There are some pretty standard regulations that have existed in France for a number of years, but there are new regulations that became effective on 1st July and become sanctioned on 1st November 2012. I brushed up on them ahead of my next trip to France, so I thought I would share them with you all, don’t want any naughty FWS readers out there.
French Wedding Style Blog Photography © – RetroPlanet
Starting with the basic regulations: -
Lights: Dipped headlights must be used in poor daytime visibility
Motorcycles: Use of dipped headlights during the day compulsory. The wearing of crash helmets is compulsory for both driver and passenger of any two-wheel motorised vehicle.

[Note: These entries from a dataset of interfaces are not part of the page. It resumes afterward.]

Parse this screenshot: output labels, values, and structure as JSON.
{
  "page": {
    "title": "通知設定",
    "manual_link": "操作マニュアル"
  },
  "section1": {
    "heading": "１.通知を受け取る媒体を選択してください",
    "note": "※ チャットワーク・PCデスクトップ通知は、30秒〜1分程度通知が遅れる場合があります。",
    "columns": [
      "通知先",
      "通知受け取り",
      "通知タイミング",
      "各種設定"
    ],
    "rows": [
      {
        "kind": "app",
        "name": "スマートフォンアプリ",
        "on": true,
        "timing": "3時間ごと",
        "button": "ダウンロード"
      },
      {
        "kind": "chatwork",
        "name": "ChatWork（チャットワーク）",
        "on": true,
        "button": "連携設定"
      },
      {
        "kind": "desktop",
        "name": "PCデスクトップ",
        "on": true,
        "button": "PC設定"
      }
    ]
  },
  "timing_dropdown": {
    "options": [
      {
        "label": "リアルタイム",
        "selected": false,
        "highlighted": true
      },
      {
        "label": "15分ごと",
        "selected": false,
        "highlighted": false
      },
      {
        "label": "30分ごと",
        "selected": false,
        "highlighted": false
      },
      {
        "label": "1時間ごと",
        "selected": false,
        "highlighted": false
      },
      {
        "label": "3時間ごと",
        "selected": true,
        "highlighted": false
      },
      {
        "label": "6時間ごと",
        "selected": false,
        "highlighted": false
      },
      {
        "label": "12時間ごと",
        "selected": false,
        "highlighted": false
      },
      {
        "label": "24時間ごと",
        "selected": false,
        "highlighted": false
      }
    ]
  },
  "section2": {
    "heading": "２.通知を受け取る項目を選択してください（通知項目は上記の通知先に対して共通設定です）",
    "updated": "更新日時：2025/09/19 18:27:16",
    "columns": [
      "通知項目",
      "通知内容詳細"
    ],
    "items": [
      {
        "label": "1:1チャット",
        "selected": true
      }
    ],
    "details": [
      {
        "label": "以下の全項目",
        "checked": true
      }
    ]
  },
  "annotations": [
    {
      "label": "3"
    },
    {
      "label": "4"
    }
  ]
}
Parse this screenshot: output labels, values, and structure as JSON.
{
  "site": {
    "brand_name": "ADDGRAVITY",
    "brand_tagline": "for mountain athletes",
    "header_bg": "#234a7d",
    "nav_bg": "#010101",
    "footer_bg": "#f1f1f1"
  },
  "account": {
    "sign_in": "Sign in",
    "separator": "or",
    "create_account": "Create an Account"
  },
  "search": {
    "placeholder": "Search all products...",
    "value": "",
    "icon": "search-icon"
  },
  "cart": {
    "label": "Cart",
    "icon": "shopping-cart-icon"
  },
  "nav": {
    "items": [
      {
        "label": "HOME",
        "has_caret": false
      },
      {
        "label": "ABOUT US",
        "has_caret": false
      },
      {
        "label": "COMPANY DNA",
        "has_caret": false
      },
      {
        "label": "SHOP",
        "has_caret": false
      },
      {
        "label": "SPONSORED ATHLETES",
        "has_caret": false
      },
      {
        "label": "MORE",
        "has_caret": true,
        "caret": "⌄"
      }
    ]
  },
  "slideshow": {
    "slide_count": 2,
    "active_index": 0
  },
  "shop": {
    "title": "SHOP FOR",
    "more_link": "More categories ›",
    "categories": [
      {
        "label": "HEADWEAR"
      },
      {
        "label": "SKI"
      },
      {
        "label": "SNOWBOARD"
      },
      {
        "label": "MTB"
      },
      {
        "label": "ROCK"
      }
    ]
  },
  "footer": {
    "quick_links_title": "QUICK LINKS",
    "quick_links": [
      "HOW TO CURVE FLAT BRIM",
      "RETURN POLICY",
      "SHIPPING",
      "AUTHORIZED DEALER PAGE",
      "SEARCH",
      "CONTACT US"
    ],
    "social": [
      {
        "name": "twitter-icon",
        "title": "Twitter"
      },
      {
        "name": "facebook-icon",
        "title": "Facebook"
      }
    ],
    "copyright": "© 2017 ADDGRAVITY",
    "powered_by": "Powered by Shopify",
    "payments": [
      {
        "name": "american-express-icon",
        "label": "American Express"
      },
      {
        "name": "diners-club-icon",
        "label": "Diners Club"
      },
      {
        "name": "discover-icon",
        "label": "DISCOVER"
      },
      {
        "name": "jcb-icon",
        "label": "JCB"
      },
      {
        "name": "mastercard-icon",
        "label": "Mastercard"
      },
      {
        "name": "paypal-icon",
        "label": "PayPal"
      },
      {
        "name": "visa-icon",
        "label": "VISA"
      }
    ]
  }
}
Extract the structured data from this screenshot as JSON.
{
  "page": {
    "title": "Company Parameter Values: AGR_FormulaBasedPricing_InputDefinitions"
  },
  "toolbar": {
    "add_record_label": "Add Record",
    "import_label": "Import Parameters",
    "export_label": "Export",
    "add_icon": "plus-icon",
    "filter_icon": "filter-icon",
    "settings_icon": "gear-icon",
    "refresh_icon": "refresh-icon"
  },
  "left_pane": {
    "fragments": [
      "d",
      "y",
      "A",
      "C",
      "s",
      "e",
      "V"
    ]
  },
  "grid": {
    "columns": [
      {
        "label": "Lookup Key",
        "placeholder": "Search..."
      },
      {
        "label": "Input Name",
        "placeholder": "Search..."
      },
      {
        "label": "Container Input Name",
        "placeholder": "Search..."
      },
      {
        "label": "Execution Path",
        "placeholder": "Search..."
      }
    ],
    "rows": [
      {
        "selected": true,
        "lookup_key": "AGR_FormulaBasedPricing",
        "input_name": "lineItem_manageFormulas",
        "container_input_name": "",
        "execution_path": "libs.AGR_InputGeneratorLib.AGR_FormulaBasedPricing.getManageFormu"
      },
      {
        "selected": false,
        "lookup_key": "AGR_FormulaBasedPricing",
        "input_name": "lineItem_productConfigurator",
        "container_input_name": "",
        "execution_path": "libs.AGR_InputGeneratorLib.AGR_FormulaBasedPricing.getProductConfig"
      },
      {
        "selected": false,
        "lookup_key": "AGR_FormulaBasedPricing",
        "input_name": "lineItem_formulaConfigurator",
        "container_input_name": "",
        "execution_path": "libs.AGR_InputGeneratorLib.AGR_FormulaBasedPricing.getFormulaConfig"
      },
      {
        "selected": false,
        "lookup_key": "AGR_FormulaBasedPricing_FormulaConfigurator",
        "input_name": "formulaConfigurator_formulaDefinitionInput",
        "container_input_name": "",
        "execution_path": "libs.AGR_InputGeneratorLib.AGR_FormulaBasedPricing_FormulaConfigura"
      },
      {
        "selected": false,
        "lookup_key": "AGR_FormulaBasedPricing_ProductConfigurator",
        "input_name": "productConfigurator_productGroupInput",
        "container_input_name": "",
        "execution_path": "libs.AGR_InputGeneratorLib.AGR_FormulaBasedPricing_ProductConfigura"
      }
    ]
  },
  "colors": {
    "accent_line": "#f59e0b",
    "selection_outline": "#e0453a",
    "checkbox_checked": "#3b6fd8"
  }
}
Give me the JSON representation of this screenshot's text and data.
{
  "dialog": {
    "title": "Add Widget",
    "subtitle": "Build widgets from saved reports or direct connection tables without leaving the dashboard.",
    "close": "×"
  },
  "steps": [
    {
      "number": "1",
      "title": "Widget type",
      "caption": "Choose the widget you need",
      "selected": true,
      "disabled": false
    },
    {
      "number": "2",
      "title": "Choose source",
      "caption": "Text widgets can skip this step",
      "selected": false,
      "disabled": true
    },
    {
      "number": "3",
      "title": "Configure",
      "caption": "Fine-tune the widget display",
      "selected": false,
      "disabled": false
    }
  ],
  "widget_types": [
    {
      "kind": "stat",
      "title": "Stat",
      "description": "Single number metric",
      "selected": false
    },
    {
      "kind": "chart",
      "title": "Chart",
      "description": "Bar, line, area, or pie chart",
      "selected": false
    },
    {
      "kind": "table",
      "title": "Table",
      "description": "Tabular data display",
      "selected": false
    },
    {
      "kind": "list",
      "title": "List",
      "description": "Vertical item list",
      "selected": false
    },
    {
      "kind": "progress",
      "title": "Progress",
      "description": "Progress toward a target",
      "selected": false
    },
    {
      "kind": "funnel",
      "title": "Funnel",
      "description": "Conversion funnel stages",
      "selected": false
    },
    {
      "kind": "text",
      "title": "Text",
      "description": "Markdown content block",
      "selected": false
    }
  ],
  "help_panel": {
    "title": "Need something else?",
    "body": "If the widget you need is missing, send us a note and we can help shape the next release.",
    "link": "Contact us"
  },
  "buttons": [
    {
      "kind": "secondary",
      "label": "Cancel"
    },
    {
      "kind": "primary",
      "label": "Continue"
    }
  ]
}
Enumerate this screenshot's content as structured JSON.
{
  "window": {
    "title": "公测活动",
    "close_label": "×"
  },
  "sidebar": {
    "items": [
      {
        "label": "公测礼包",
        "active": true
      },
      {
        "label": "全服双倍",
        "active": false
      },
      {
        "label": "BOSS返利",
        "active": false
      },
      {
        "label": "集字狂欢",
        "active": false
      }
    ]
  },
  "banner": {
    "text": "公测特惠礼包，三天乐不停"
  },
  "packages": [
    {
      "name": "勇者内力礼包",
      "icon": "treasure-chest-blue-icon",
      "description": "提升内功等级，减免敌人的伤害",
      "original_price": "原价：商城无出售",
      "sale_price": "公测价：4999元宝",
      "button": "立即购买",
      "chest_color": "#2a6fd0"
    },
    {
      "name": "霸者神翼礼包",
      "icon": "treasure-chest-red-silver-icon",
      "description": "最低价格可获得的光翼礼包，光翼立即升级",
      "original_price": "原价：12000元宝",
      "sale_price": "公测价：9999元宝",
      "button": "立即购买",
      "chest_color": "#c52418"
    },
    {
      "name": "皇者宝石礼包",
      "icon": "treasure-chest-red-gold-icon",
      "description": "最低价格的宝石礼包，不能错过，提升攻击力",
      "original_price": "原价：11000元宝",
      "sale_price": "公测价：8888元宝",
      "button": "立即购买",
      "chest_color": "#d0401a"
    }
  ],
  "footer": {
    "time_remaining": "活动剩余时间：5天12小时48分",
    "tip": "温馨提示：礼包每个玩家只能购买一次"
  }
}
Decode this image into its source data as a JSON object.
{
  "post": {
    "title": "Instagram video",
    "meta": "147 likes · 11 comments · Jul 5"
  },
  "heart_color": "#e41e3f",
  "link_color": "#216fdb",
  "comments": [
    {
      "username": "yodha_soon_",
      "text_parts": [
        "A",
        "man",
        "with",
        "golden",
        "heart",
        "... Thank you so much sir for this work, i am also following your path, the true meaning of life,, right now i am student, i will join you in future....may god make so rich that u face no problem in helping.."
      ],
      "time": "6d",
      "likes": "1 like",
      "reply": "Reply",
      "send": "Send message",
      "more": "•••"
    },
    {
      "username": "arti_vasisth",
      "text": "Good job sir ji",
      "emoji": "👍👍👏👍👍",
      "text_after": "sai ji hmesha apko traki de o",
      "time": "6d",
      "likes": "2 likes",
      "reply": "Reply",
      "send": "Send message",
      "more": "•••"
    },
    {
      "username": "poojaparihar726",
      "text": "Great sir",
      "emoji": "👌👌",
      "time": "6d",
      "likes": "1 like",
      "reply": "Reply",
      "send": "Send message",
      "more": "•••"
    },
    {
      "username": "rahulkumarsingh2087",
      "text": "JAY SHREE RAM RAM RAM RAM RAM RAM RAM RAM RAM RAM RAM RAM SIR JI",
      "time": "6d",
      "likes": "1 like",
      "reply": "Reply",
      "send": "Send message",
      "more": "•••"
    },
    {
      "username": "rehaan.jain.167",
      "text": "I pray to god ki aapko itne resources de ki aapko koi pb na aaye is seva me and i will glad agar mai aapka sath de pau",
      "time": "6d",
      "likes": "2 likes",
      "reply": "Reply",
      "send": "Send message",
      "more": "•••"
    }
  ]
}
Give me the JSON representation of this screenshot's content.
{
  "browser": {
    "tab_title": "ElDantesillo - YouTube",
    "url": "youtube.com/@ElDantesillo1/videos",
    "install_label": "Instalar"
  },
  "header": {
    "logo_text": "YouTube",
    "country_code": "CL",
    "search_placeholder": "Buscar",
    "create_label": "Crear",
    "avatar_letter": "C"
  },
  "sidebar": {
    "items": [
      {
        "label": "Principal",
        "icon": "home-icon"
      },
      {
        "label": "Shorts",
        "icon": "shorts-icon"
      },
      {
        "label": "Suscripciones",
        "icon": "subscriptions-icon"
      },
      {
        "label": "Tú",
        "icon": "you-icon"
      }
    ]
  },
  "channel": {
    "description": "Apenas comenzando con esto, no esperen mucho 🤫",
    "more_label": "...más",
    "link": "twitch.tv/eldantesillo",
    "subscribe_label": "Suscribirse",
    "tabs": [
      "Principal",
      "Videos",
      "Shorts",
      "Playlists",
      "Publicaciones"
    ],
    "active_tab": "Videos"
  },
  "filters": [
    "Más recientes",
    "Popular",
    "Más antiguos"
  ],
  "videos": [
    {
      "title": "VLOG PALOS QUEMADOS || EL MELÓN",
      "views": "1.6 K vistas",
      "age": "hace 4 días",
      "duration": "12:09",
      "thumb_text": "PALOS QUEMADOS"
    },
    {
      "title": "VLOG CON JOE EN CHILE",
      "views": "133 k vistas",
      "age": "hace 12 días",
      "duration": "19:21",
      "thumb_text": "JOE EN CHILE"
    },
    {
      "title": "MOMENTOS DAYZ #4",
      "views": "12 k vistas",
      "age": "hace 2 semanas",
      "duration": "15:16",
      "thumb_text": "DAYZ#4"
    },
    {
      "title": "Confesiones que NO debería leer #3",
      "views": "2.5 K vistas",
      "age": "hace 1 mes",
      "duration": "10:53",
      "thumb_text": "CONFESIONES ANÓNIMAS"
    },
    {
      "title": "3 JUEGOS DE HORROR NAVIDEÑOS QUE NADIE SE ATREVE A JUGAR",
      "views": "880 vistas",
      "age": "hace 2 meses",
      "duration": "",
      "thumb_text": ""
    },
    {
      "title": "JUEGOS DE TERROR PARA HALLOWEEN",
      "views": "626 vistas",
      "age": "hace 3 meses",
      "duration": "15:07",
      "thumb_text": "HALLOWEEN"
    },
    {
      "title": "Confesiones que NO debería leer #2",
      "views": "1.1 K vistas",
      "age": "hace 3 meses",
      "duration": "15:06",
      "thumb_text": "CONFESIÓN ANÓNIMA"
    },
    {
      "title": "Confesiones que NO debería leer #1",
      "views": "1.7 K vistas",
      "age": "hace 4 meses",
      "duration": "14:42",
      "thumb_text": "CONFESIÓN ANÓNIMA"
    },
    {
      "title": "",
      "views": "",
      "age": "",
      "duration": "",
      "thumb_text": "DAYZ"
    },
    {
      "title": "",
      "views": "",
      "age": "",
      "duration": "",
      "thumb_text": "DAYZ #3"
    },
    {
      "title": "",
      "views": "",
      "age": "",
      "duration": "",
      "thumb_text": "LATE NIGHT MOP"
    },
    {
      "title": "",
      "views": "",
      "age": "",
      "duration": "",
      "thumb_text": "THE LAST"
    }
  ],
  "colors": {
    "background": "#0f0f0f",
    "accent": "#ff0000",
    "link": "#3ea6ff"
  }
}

Passengers/Children in cars: Children under the age of 10 are not allowed to travel on the front seats of vehicles without using a special child restraint, unless there is no rear seat in the vehicle, or the rear seat is already occupied with children under 10, or there are no seat belts
Seat belts: Compulsory for front/rear seat occupants to wear seat belts, if fitted.
Compulsory equipment in France and Monaco:
- Warning triangle – excludes motorcycles
- Snow chains – must be fitted to vehicles using snow-covered roads in compliance with the relevant road sign. Maximum speed limit 31 mph (50km/h)
- Reflective jackets (EN471) – one reflective jacket which must be kept within the passenger compartment of the vehicle and must be put on before exiting the vehicle in an emergency/breakdown situation.
New regulation – Breathalysers – effective 1 st July 2012, sanctioned 1 Nov 2012. As of the 1 st July 2012 it will be compulsory for drivers of all motor vehicles including motorcyclists, excluding mopeds to carry a breathalyser in their vehicle while travelling in
France. This will not be enforced until the 1st November 2012, where persons failing to produce a breathalyser will receive a fine on the spot of €11.
The breathalyser has to be a certified by the French authorities, showing an ‘NF’ number
There are lots of other more intricate rules, but these are the basics for a full write up visit the AA website.